** TASK STATEMENT **
Below are the entries; return every line among them that holds the word "استفاده".

** TASK MATERIAL **

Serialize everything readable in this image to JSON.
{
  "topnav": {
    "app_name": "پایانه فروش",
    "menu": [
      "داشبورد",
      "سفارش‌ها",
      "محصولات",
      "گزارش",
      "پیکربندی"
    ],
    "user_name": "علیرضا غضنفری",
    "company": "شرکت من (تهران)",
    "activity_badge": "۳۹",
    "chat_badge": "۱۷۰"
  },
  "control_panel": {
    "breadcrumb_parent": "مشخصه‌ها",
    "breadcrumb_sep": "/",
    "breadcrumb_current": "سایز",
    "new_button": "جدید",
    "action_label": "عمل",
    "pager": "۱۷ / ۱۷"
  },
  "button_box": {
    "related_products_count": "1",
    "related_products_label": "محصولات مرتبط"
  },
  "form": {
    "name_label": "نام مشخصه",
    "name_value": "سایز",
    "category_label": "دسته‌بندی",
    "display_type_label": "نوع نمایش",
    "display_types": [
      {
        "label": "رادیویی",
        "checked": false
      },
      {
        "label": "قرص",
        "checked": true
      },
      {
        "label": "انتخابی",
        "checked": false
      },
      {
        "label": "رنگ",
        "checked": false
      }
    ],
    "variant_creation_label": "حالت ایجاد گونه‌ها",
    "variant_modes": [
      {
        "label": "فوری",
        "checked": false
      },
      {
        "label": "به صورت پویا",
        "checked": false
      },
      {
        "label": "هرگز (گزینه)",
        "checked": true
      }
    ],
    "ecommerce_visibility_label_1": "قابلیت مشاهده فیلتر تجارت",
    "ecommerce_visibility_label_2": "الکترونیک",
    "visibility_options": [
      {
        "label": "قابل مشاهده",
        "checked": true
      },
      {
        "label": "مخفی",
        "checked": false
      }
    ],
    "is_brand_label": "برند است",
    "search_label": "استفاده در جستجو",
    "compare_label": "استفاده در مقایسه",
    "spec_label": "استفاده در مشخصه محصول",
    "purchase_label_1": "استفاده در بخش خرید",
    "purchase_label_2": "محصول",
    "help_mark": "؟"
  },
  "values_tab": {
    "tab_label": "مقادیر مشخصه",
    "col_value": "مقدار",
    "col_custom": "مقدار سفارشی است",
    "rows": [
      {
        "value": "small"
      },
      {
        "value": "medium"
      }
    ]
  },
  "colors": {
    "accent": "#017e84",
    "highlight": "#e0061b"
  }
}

** ANSWER AREA **
    "search_label": "استفاده در جستجو",
    "compare_label": "استفاده در مقایسه",
    "spec_label": "استفاده در مشخصه محصول",
    "purchase_label_1": "استفاده در بخش خرید",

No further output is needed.